You might consider turning your car off, instead of leaving it in idle, while you dash into the store for a quick purchase. Depending on the vehicle you can save significant quantities of gasoline for each hour of idling. You may not realize how much time you allow the car to idle needlessly. Even when we are stopped for road construction delays — many of us sit with the car idling and producing senseless emissions.

There are complaints from parents about the systems for dropping off children or picking them up after school. When I was in school we had older children who were responsible and careful, who took small groups of younger students to meet a waiting parent a block away. Can’t we figure out a better system for student drop off and pick up that would use many fewer gallons of gasoline and spew fewer emissions into the air?

Always amazing is that long line of cars at In-n-Out Burger. It certainly is a popular choice for people to grab a burger, but it takes a long time sitting in the car idling as customers inch their way to get their burgers. If you have the time why not park the car and walk inside, which would save money and be healthier for you?

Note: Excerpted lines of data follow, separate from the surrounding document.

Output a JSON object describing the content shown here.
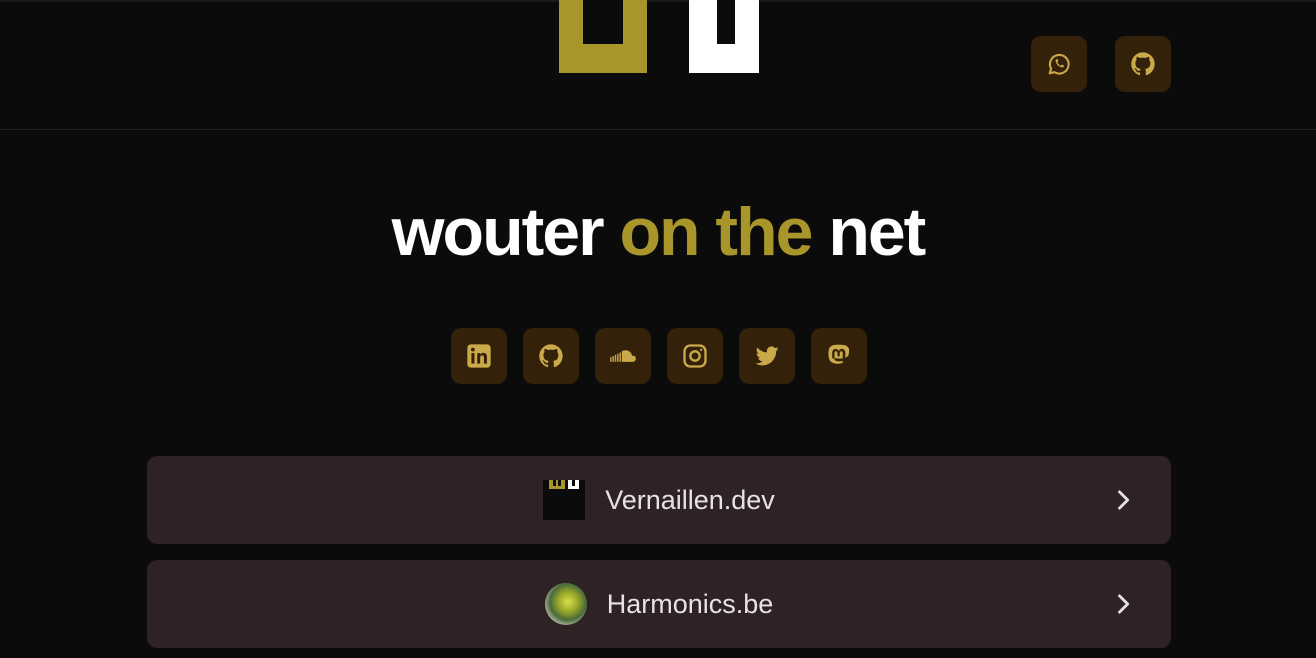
{
  "header": {
    "logo_alt": "WV logo",
    "icons": [
      {
        "name": "whatsapp-icon"
      },
      {
        "name": "github-icon"
      }
    ]
  },
  "hero": {
    "title_part1": "wouter ",
    "title_accent": "on the",
    "title_part2": " net"
  },
  "socials": [
    {
      "name": "linkedin-icon"
    },
    {
      "name": "github-icon"
    },
    {
      "name": "soundcloud-icon"
    },
    {
      "name": "instagram-icon"
    },
    {
      "name": "twitter-icon"
    },
    {
      "name": "mastodon-icon"
    }
  ],
  "links": [
    {
      "label": "Vernaillen.dev",
      "thumb": "vernaillen-logo"
    },
    {
      "label": "Harmonics.be",
      "thumb": "harmonics-orb"
    }
  ],
  "colors": {
    "accent": "#a8962a",
    "icon_bg": "#34210a",
    "icon_fg": "#c9a94a",
    "card_bg": "#2e2224",
    "background": "#0b0b0c"
  }
}
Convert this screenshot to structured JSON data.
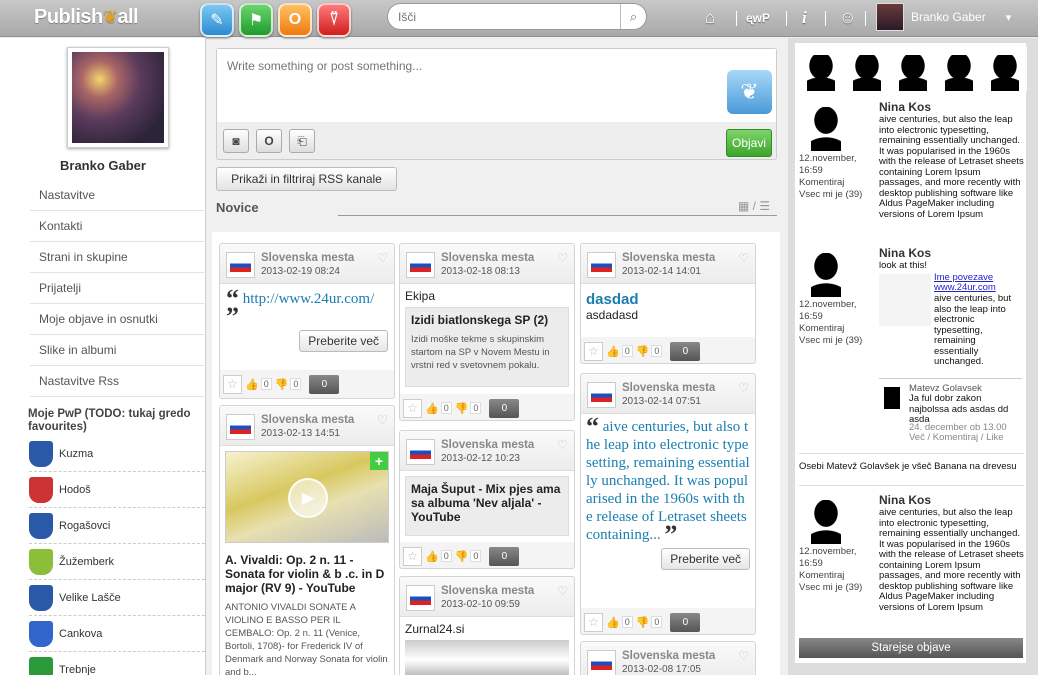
{
  "app": {
    "logo_left": "Publish",
    "logo_fly": "❦",
    "logo_right": "all"
  },
  "top": {
    "apps": [
      "✎",
      "⚑",
      "O",
      "⍢"
    ],
    "search_placeholder": "Išči",
    "search_icon": "⌕",
    "home": "⌂",
    "pwp": "ᶒwP",
    "info": "i",
    "user": "☺",
    "username": "Branko Gaber",
    "caret": "▾"
  },
  "profile": {
    "name": "Branko Gaber"
  },
  "nav": [
    "Nastavitve",
    "Kontakti",
    "Strani in skupine",
    "Prijatelji",
    "Moje objave in osnutki",
    "Slike in albumi",
    "Nastavitve Rss"
  ],
  "favourites": {
    "title": "Moje PwP (TODO: tukaj gredo favourites)",
    "items": [
      {
        "name": "Kuzma",
        "color": "#2a59a8"
      },
      {
        "name": "Hodoš",
        "color": "#c33"
      },
      {
        "name": "Rogašovci",
        "color": "#2a59a8"
      },
      {
        "name": "Žužemberk",
        "color": "#8bbf3a"
      },
      {
        "name": "Velike Lašče",
        "color": "#2a59a8"
      },
      {
        "name": "Cankova",
        "color": "#3366cc"
      },
      {
        "name": "Trebnje",
        "color": "#2a9a3a"
      }
    ]
  },
  "composer": {
    "placeholder": "Write something or post something...",
    "icons": [
      "◙",
      "O",
      "⎗"
    ],
    "fly": "❦",
    "submit": "Objavi"
  },
  "rss_button": "Prikaži in filtriraj RSS kanale",
  "section_title": "Novice",
  "view_icons": "▦ / ☰",
  "card_common": {
    "source": "Slovenska mesta",
    "fly": "♡",
    "star": "☆",
    "up": "👍",
    "down": "👎",
    "zero": "0",
    "more": "Preberite več"
  },
  "cards": [
    {
      "date": "2013-02-19 08:24",
      "quote": "http://www.24ur.com/"
    },
    {
      "date": "2013-02-13 14:51",
      "title": "A. Vivaldi: Op. 2 n. 11 - Sonata for violin & b .c. in D major (RV 9) - YouTube",
      "desc": "ANTONIO VIVALDI SONATE A VIOLINO E BASSO PER IL CEMBALO: Op. 2 n. 11 (Venice, Bortoli, 1708)- for Frederick IV of Denmark and Norway Sonata for violin and b..."
    },
    {
      "date": "2013-02-18 08:13",
      "label": "Ekipa",
      "title": "Izidi biatlonskega SP (2)",
      "desc": "Izidi moške tekme s skupinskim startom na SP v Novem Mestu in vrstni red v svetovnem pokalu."
    },
    {
      "date": "2013-02-12 10:23",
      "title": "Maja Šuput - Mix pjes ama sa albuma 'Nev aljala' - YouTube"
    },
    {
      "date": "2013-02-10 09:59",
      "label": "Zurnal24.si"
    },
    {
      "date": "2013-02-14 14:01",
      "head": "dasdad",
      "sub": "asdadasd"
    },
    {
      "date": "2013-02-14 07:51",
      "quote": "aive centuries, but also the leap into electronic typesetting, remaining essentially unchanged. It was popularised in the 1960s with the release of Letraset sheets containing..."
    },
    {
      "date": "2013-02-08 17:05"
    }
  ],
  "right": {
    "p1": {
      "time": "12.november, 16:59",
      "comment": "Komentiraj",
      "likes": "Vsec mi je (39)",
      "name": "Nina Kos",
      "text": "aive centuries, but also the leap into electronic typesetting, remaining essentially unchanged. It was popularised in the 1960s with the release of Letraset sheets containing Lorem Ipsum passages, and more recently with desktop publishing software like Aldus PageMaker including versions of Lorem Ipsum"
    },
    "p2": {
      "time": "12.november, 16:59",
      "comment": "Komentiraj",
      "likes": "Vsec mi je (39)",
      "name": "Nina Kos",
      "intro": "look at this!",
      "link_title": "Ime povezave",
      "link_url": "www.24ur.com",
      "text": "aive centuries, but also the leap into electronic typesetting, remaining essentially unchanged."
    },
    "c1": {
      "name": "Matevz Golavsek",
      "text": "Ja ful dobr zakon najbolssa ads asdas dd asda",
      "meta": "24. december ob 13.00",
      "actions": "Več / Komentiraj / Like"
    },
    "notice": "Osebi Matevž Golavšek je všeč Banana na drevesu",
    "p3": {
      "time": "12.november, 16:59",
      "comment": "Komentiraj",
      "likes": "Vsec mi je (39)",
      "name": "Nina Kos",
      "text": "aive centuries, but also the leap into electronic typesetting, remaining essentially unchanged. It was popularised in the 1960s with the release of Letraset sheets containing Lorem Ipsum passages, and more recently with desktop publishing software like Aldus PageMaker including versions of Lorem Ipsum"
    },
    "older": "Starejse objave"
  }
}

Electric cars are an interesting alternative to have in your driveway, particularly if you have solar panels. More and more electric vehicles are now available. And rebates are still being offered. A new electric car (Chevy Spark, Nissan Leaf, Bolt, Tesla and many more) allows a $7,500 tax rebate ( https://www.carfax.com/blog/hybrid-electric-tax-credits) and the state of California will send you a check for $2,500 ( https://cleanvehiclerebate.org/eng/eligible-vehicles). PG& E will also send you a $500 check for a new or used electric vehicle. No gasoline costs, no oil changes ever. Plug-in hybrids will also provide tax rebates and checks, though about one third less in rebates.

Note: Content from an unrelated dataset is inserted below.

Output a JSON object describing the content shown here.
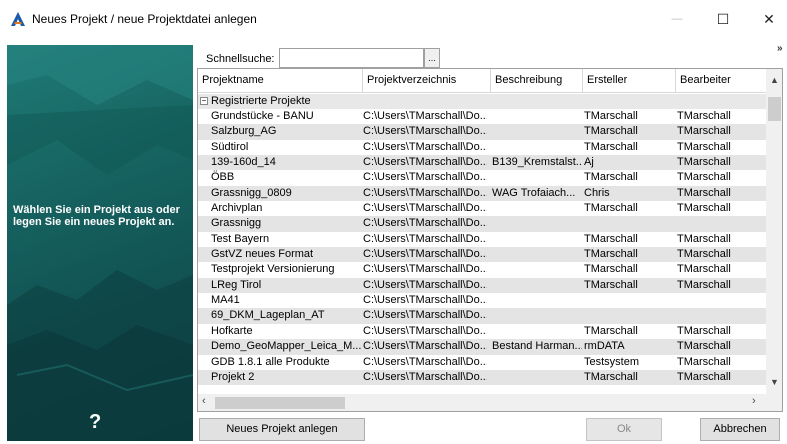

You may think the cost of buying an electric car is prohibitive, but there are many used electric vehicles available that are sold at good prices, especially if you look online. What an easy, clean air solution for a quick trip to the grocery store or even to pick up or drop off your child at school without any emissions or gasoline costs!

There are charging stations dotting the map and apps to give information about the number of chargers at each location. Recharging costs are minimal. Also your PG& E rates are much lower for electric vehicle charging than household electric charges. Check it out https://www.pge.com/tariffs/assets/pdf/tariffbook/ELEC_SCHEDS_EV.pdf.

Another transportation consideration is air travel. Airlines carry us across the planet for all sorts of reasons, some that are of utmost importance. But some trips are voluntary and contribute to our planet’s climate imbalance. If you could reduce your air travel by even one trip a year it would be a worthwhile move — dramatically lowering your carbon emissions while demonstrating your concern for the planet and all life.

We cannot discuss transportation choices without talking about the options of walking and biking. Many of us try to stay healthy by exercising at a health club or elsewhere, but a free opportunity awaits you when you choose to walk or bike from one place to another. If you need items at two stores located near each other (Food for Less and Walmart or Safeway and the Co-op), you could park where you’ll buy the most items and walk to and from the other. It’s worth considering where you can fit in some extra steps.

For those who live in town biking is an excellent alternative for those quick trips to the store. It’s fun, great exercise, and feels like you’re a kid again. All you need is a bike, a backpack or a basket on the bike and you’re set to go getting exercise and helping reduce carbon emissions.